Exercise prompt >>
Filter the entries for the word "Trap". Copy each line in which it occurs.

Material shown >>
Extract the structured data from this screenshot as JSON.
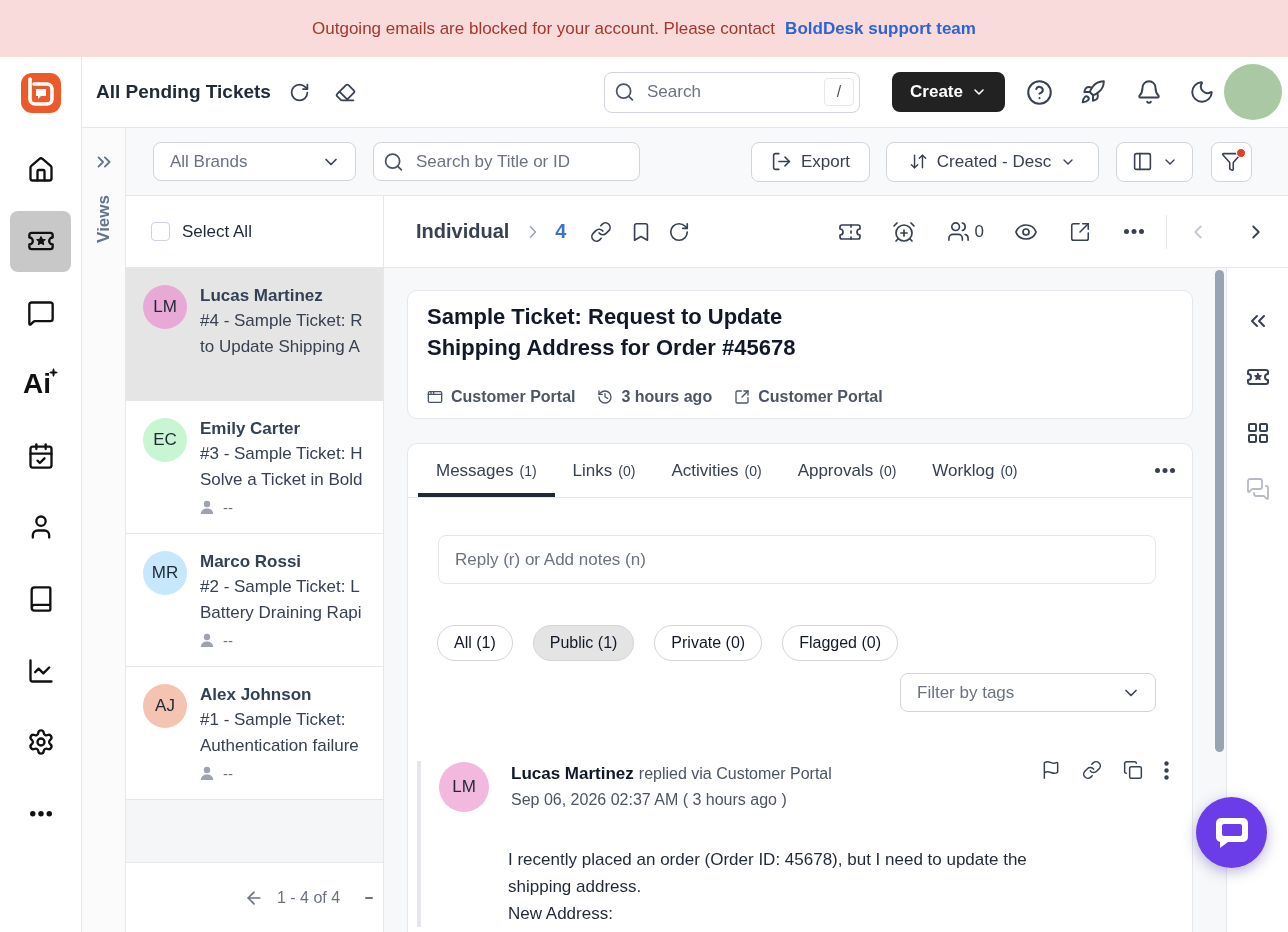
{
  "banner": {
    "message": "Outgoing emails are blocked for your account. Please contact",
    "link": "BoldDesk support team"
  },
  "nav_items": [
    {
      "selected": false
    },
    {
      "selected": true
    },
    {
      "selected": false
    },
    {
      "label": "Ai",
      "selected": false
    },
    {
      "selected": false
    },
    {
      "selected": false
    },
    {
      "selected": false
    },
    {
      "selected": false
    },
    {
      "selected": false
    },
    {
      "selected": false
    }
  ],
  "header": {
    "title": "All Pending Tickets",
    "search": {
      "placeholder": "Search",
      "shortcut": "/"
    },
    "create_button": "Create"
  },
  "views_panel": {
    "label": "Views"
  },
  "toolbar": {
    "brand_select": "All Brands",
    "search": {
      "placeholder": "Search by Title or ID"
    },
    "export_button": "Export",
    "sort_button": "Created - Desc",
    "filter_active": true
  },
  "ticket_list": {
    "select_all": {
      "label": "Select All",
      "checked": false
    },
    "tickets": [
      {
        "initials": "LM",
        "color": "#e8a9d7",
        "name": "Lucas Martinez",
        "subject_lines": [
          "#4 - Sample Ticket: R",
          "to Update Shipping A"
        ],
        "selected": true
      },
      {
        "initials": "EC",
        "color": "#c8f5d2",
        "name": "Emily Carter",
        "subject_lines": [
          "#3 - Sample Ticket: H",
          "Solve a Ticket in Bold"
        ],
        "assignee": "--",
        "selected": false
      },
      {
        "initials": "MR",
        "color": "#c7e7fb",
        "name": "Marco Rossi",
        "subject_lines": [
          "#2 - Sample Ticket: L",
          "Battery Draining Rapi"
        ],
        "assignee": "--",
        "selected": false
      },
      {
        "initials": "AJ",
        "color": "#f4c3b1",
        "name": "Alex Johnson",
        "subject_lines": [
          "#1 - Sample Ticket:",
          "Authentication failure"
        ],
        "assignee": "--",
        "selected": false
      }
    ],
    "pagination": "1 - 4 of 4"
  },
  "ticket": {
    "breadcrumb": "Individual",
    "number": "4",
    "watchers": "0",
    "previous_disabled": true,
    "next_disabled": false,
    "title": "Sample Ticket: Request to Update Shipping Address for Order #45678",
    "meta": [
      {
        "kind": "channel",
        "text": "Customer Portal"
      },
      {
        "kind": "time",
        "text": "3 hours ago"
      },
      {
        "kind": "link",
        "text": "Customer Portal"
      }
    ],
    "tabs": [
      {
        "label": "Messages",
        "count": "(1)",
        "selected": true
      },
      {
        "label": "Links",
        "count": "(0)",
        "selected": false
      },
      {
        "label": "Activities",
        "count": "(0)",
        "selected": false
      },
      {
        "label": "Approvals",
        "count": "(0)",
        "selected": false
      },
      {
        "label": "Worklog",
        "count": "(0)",
        "selected": false
      }
    ],
    "reply": {
      "placeholder": "Reply (r) or Add notes (n)"
    },
    "message_filters": [
      {
        "label": "All (1)",
        "selected": false
      },
      {
        "label": "Public (1)",
        "selected": true
      },
      {
        "label": "Private (0)",
        "selected": false
      },
      {
        "label": "Flagged (0)",
        "selected": false
      }
    ],
    "tag_filter": {
      "placeholder": "Filter by tags"
    },
    "messages": [
      {
        "initials": "LM",
        "color": "#f2b8de",
        "author": "Lucas Martinez",
        "action": "replied via Customer Portal",
        "date": "Sep 06, 2026 02:37 AM ( 3 hours ago )",
        "paragraphs": [
          "I recently placed an order (Order ID: 45678), but I need to update the shipping address.",
          "New Address:"
        ]
      }
    ]
  }
}
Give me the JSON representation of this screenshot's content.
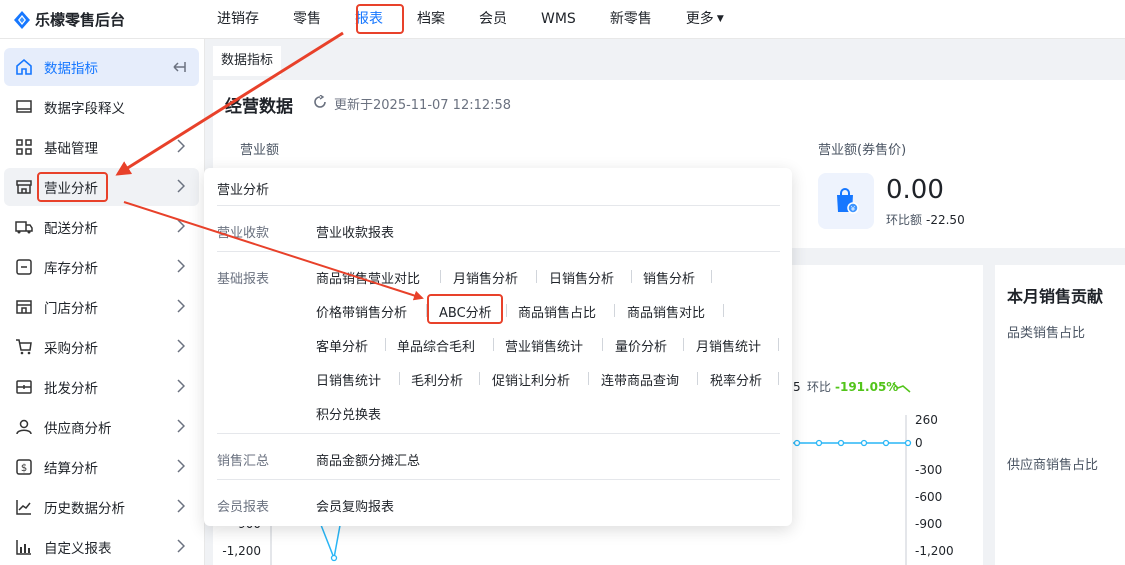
{
  "app": {
    "title": "乐檬零售后台"
  },
  "topnav": [
    {
      "label": "进销存"
    },
    {
      "label": "零售"
    },
    {
      "label": "报表"
    },
    {
      "label": "档案"
    },
    {
      "label": "会员"
    },
    {
      "label": "WMS"
    },
    {
      "label": "新零售"
    },
    {
      "label": "更多"
    }
  ],
  "sidebar": {
    "items": [
      {
        "label": "数据指标",
        "icon": "home-icon"
      },
      {
        "label": "数据字段释义",
        "icon": "monitor-icon"
      },
      {
        "label": "基础管理",
        "icon": "grid-icon"
      },
      {
        "label": "营业分析",
        "icon": "store-icon"
      },
      {
        "label": "配送分析",
        "icon": "truck-icon"
      },
      {
        "label": "库存分析",
        "icon": "inventory-icon"
      },
      {
        "label": "门店分析",
        "icon": "shop-icon"
      },
      {
        "label": "采购分析",
        "icon": "cart-icon"
      },
      {
        "label": "批发分析",
        "icon": "wholesale-icon"
      },
      {
        "label": "供应商分析",
        "icon": "user-icon"
      },
      {
        "label": "结算分析",
        "icon": "currency-icon"
      },
      {
        "label": "历史数据分析",
        "icon": "line-chart-icon"
      },
      {
        "label": "自定义报表",
        "icon": "bar-chart-icon"
      }
    ]
  },
  "tab": {
    "label": "数据指标"
  },
  "overview": {
    "title": "经营数据",
    "updated": "更新于2025-11-07 12:12:58",
    "metric1_label": "营业额",
    "metric2_label": "营业额(券售价)",
    "metric2_value": "0.00",
    "metric2_cmp_label": "环比额",
    "metric2_cmp_value": "-22.50"
  },
  "chart": {
    "cmp_label": "环比",
    "cmp_value": "-191.05%",
    "cmp_prefix": "5",
    "right_ticks": [
      "260",
      "0",
      "-300",
      "-600",
      "-900",
      "-1,200"
    ],
    "left_ticks": [
      "-900",
      "-1,200"
    ]
  },
  "contribution": {
    "title": "本月销售贡献",
    "sub1": "品类销售占比",
    "sub2": "供应商销售占比"
  },
  "popover": {
    "title": "营业分析",
    "groups": [
      {
        "label": "营业收款",
        "links": [
          "营业收款报表"
        ]
      },
      {
        "label": "基础报表",
        "links": [
          "商品销售营业对比",
          "月销售分析",
          "日销售分析",
          "销售分析",
          "价格带销售分析",
          "ABC分析",
          "商品销售占比",
          "商品销售对比",
          "客单分析",
          "单品综合毛利",
          "营业销售统计",
          "量价分析",
          "月销售统计",
          "日销售统计",
          "毛利分析",
          "促销让利分析",
          "连带商品查询",
          "税率分析",
          "积分兑换表"
        ]
      },
      {
        "label": "销售汇总",
        "links": [
          "商品金额分摊汇总"
        ]
      },
      {
        "label": "会员报表",
        "links": [
          "会员复购报表"
        ]
      }
    ]
  },
  "colors": {
    "accent": "#1677ff",
    "highlight": "#e8412a",
    "positive": "#52c41a"
  }
}
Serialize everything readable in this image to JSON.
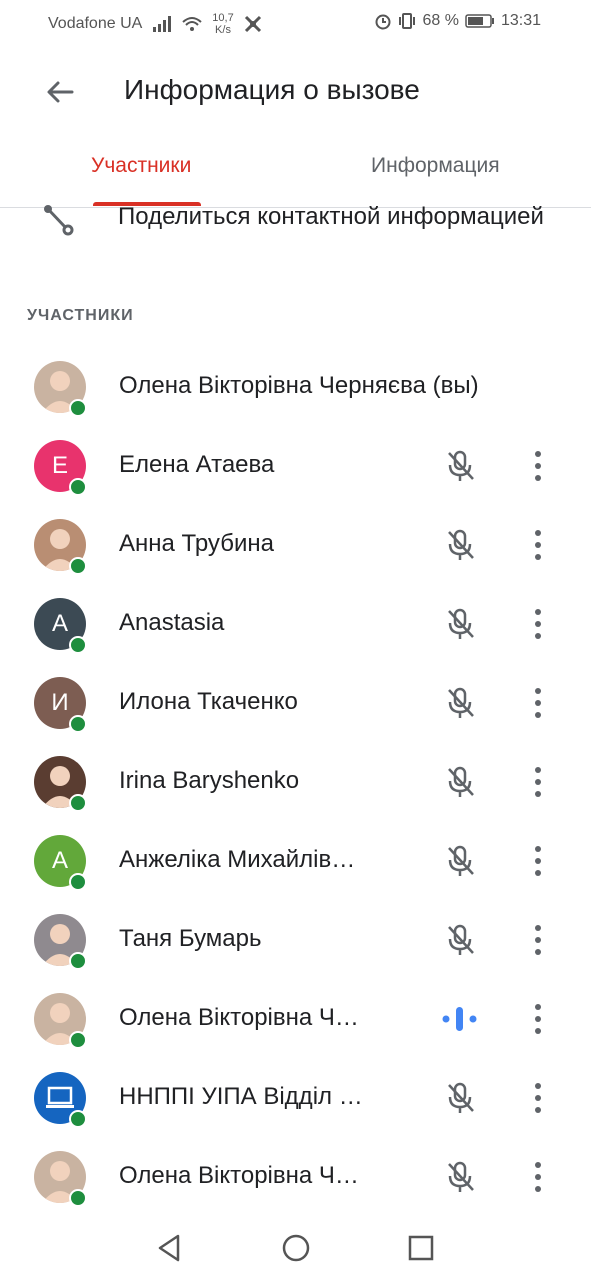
{
  "status": {
    "carrier": "Vodafone UA",
    "speed_top": "10,7",
    "speed_bottom": "K/s",
    "battery": "68 %",
    "time": "13:31"
  },
  "header": {
    "title": "Информация о вызове"
  },
  "tabs": [
    "Участники",
    "Информация"
  ],
  "share": {
    "label": "Поделиться контактной информацией"
  },
  "section_label": "УЧАСТНИКИ",
  "participants": [
    {
      "name": "Олена Вікторівна Черняєва (вы)",
      "initial": "",
      "color": "#c9b3a1",
      "photo": true,
      "mic": "none"
    },
    {
      "name": "Елена Атаева",
      "initial": "E",
      "color": "#e8336d",
      "photo": false,
      "mic": "muted"
    },
    {
      "name": "Анна Трубина",
      "initial": "",
      "color": "#b98e73",
      "photo": true,
      "mic": "muted"
    },
    {
      "name": "Anastasia",
      "initial": "A",
      "color": "#3c4a54",
      "photo": false,
      "mic": "muted"
    },
    {
      "name": "Илона Ткаченко",
      "initial": "И",
      "color": "#7d5d52",
      "photo": false,
      "mic": "muted"
    },
    {
      "name": "Irina Baryshenko",
      "initial": "",
      "color": "#5a3d31",
      "photo": true,
      "mic": "muted"
    },
    {
      "name": "Анжеліка Михайлів…",
      "initial": "A",
      "color": "#62a83a",
      "photo": false,
      "mic": "muted"
    },
    {
      "name": "Таня Бумарь",
      "initial": "",
      "color": "#8f8a8f",
      "photo": true,
      "mic": "muted"
    },
    {
      "name": "Олена Вікторівна Ч…",
      "initial": "",
      "color": "#c9b3a1",
      "photo": true,
      "mic": "speaking"
    },
    {
      "name": "ННППІ УІПА Відділ …",
      "initial": "",
      "color": "#1565c0",
      "photo": false,
      "icon": "laptop-icon",
      "mic": "muted"
    },
    {
      "name": "Олена Вікторівна Ч…",
      "initial": "",
      "color": "#c9b3a1",
      "photo": true,
      "mic": "muted"
    }
  ],
  "colors": {
    "accent": "#d93025",
    "online": "#1e8e3e",
    "speaking": "#4285f4"
  }
}
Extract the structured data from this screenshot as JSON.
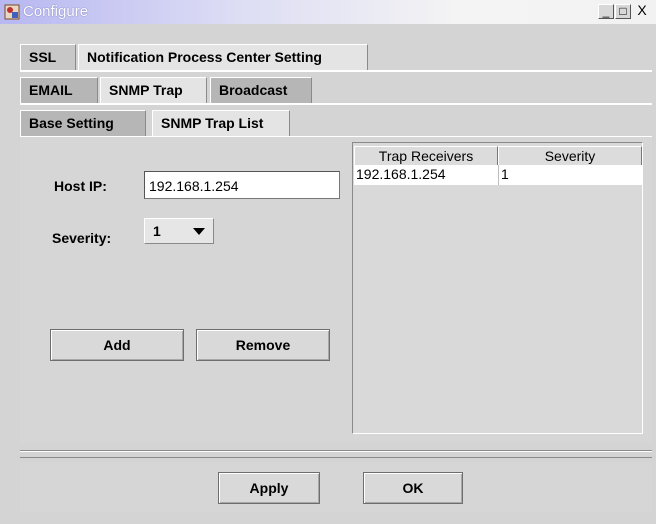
{
  "window": {
    "title": "Configure",
    "controls": {
      "minimize": "_",
      "maximize": "□",
      "close": "X"
    }
  },
  "tabs_level1": [
    {
      "label": "SSL",
      "selected": false
    },
    {
      "label": "Notification Process Center Setting",
      "selected": true
    }
  ],
  "tabs_level2": [
    {
      "label": "EMAIL",
      "selected": false
    },
    {
      "label": "SNMP Trap",
      "selected": true
    },
    {
      "label": "Broadcast",
      "selected": false
    }
  ],
  "tabs_level3": [
    {
      "label": "Base Setting",
      "selected": false
    },
    {
      "label": "SNMP Trap List",
      "selected": true
    }
  ],
  "form": {
    "host_ip_label": "Host IP:",
    "host_ip_value": "192.168.1.254",
    "severity_label": "Severity:",
    "severity_value": "1",
    "add_label": "Add",
    "remove_label": "Remove"
  },
  "table": {
    "columns": [
      "Trap Receivers",
      "Severity"
    ],
    "rows": [
      [
        "192.168.1.254",
        "1"
      ]
    ]
  },
  "footer": {
    "apply_label": "Apply",
    "ok_label": "OK"
  },
  "colors": {
    "titlebar_start": "#b7b7f2",
    "selected_tab": "#e4e4e4",
    "panel": "#d6d6d6"
  },
  "icons": [
    "app-icon",
    "minimize-icon",
    "maximize-icon",
    "close-icon",
    "chevron-down-icon"
  ]
}
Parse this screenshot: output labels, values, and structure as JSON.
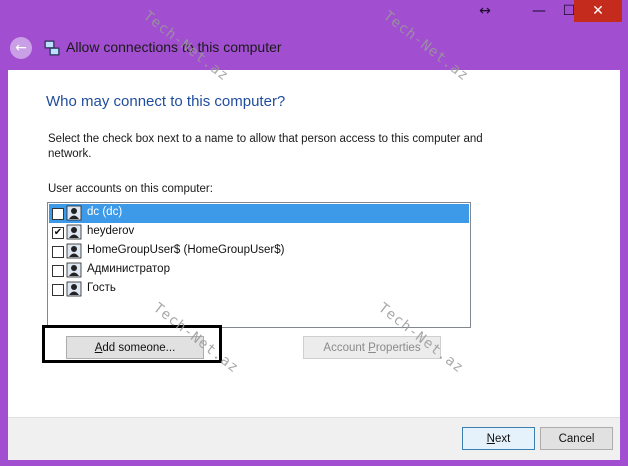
{
  "window": {
    "title": "Allow connections to this computer",
    "controls": {
      "resize": "↔",
      "minimize": "—",
      "maximize": "☐",
      "close": "✕"
    }
  },
  "heading": "Who may connect to this computer?",
  "description": "Select the check box next to a name to allow that person access to this computer and network.",
  "list_label": "User accounts on this computer:",
  "users": [
    {
      "name": "dc (dc)",
      "checked": false,
      "selected": true
    },
    {
      "name": "heyderov",
      "checked": true,
      "selected": false
    },
    {
      "name": "HomeGroupUser$ (HomeGroupUser$)",
      "checked": false,
      "selected": false
    },
    {
      "name": "Администратор",
      "checked": false,
      "selected": false
    },
    {
      "name": "Гость",
      "checked": false,
      "selected": false
    }
  ],
  "buttons": {
    "add_someone": {
      "prefix": "",
      "accel": "A",
      "rest": "dd someone..."
    },
    "account_properties": {
      "prefix": "Account ",
      "accel": "P",
      "rest": "roperties"
    },
    "next": {
      "prefix": "",
      "accel": "N",
      "rest": "ext"
    },
    "cancel": {
      "label": "Cancel"
    }
  },
  "watermark": "Tech-Net.az",
  "colors": {
    "frame": "#a14ed0",
    "heading": "#1f4d9e",
    "selection": "#3c9ae8",
    "close": "#c42b1c"
  },
  "icons": [
    "back-arrow-icon",
    "network-computer-icon",
    "user-icon",
    "checkbox-icon"
  ]
}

Result for this exercise >>
      "label": "SNMP Trap",
      "label": "SNMP Trap List",
      "Trap Receivers",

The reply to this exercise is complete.